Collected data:
--------------------

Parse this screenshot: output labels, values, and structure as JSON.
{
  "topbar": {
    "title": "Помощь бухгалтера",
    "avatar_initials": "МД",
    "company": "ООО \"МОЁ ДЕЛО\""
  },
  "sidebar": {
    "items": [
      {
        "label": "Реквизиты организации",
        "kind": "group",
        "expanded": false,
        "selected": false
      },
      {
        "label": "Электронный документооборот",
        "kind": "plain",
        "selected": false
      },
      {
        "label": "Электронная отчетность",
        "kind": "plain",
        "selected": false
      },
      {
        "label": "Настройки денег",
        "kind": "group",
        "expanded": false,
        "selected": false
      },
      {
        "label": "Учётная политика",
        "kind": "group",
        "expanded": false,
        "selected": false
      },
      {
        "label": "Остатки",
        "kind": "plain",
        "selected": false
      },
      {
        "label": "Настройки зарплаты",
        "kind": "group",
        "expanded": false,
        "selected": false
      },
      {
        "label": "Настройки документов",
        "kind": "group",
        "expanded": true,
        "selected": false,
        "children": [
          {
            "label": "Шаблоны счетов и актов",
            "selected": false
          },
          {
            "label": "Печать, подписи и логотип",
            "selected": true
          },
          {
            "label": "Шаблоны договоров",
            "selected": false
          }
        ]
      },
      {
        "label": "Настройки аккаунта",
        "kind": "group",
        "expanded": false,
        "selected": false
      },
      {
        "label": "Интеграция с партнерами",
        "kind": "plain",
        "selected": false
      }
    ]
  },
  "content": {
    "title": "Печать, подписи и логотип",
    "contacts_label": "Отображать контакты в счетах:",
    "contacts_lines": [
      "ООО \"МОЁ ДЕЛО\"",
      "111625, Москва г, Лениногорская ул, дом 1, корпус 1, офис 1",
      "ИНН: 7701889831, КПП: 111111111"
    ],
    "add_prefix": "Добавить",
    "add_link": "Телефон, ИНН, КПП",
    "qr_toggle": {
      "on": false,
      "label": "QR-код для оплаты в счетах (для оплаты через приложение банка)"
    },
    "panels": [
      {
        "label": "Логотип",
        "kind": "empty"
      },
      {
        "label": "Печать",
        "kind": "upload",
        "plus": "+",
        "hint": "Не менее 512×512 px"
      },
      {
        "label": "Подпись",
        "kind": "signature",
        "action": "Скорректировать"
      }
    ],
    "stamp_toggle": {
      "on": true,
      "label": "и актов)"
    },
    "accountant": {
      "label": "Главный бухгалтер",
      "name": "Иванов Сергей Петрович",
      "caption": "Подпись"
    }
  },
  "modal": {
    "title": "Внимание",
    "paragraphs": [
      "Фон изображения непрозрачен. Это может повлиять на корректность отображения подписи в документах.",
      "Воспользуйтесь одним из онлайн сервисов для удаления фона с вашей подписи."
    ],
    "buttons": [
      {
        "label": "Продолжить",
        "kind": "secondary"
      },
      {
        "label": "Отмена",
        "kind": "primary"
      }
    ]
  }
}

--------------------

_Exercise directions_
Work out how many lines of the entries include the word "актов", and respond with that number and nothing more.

_Exercise response_
2